Can I know how many calories are in that cake first? Will I be having cake later in the week anyway? Will I feel guilty while eating it and therefore negate any enjoyment I might achieve while consuming it? Uhhhh

Maybe it looks good, but doesn’t actually taste good! Is cake what I really want right now? Is it $6 I could be saving to go towards that holiday I’d rather have?

Fascinating to note here that Satisficers often feel happy or ‘satisfied’ with their decisions, while Maximizers tend to feel regretful post decision-making.

I’ll admit that placing ourselves into these two finite categories of decision makers, ‘Satisficers’ V ‘Maximizers’ is not ideal, but it did make me laugh a little when I pondered which categories my husband and I more commonly fitted in to.

It now makes sense why he ruminates on them, and I’m too flippant making them……decisions, that is.

Quality control

There is of course the whole issue of ‘uncertainty’ like an umbrella, overarching all decision.

When making a decision we are inevitably basing it on an event that is yet to take place, so of course the element of the unknown can be enough for some of us to place a decision in the ‘too-hard’ basket, before we’ve really even begun.

Likewise, the notion that once a decision is made, it is somewhat irreversible, can send even the most free-spirited thinker into their quiet corner.

“The truth is that for the most important decisions, there can be no certainty” Malcolm Gladwell ‘Blink’.

We may think the more time and effort spent making a decision, the better off we’ll be with the outcome.

But Malcolm Gladwell argues in his book ‘Blink’ that sometimes it is those snap decisions, made in the blink of an eye, (still with a degree of education and control), which can be just as valid and ‘good’ as those made cautiously and over time.

Then there is that ‘fifth dimension’, that ‘unexplainable’ part that makes up us. The unconscious, unpredictable, somewhat symbolic responses that can influence our decisions.

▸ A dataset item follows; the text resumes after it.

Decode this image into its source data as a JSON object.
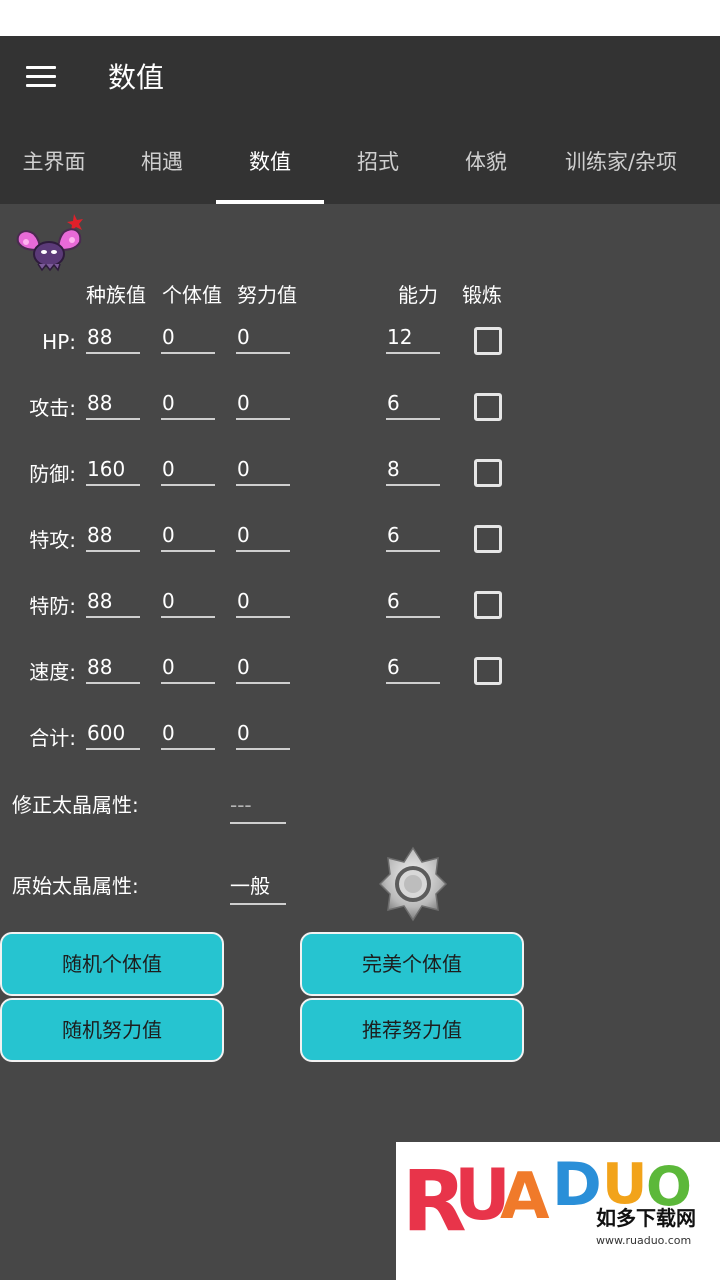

We don’t know why we did it really, we just did. Or we come up with an elaborate story to justify our decision, but at the heart of it, we really can’t explain why we did that.

According to Gladwell, “people are ignorant of the things that affect their actions, yet they rarely feel ignorant. We need to accept our ignorance and say ‘I don’t know’ more often.” I like this.

So, what next?

Maybe just accepting that we can’t know or have it all, is the starting point to avoiding a meltdown while making a decision.

Maybe knowing a little better who we are and what ultimately matters to us, can allow us to feel more in control during the decision-making process.

But, as I’ve discovered (yet again…. the hard way) this week, a lot of this doesn’t help a great deal when the decision is not yours alone to make and you live with a ‘Maximizer’.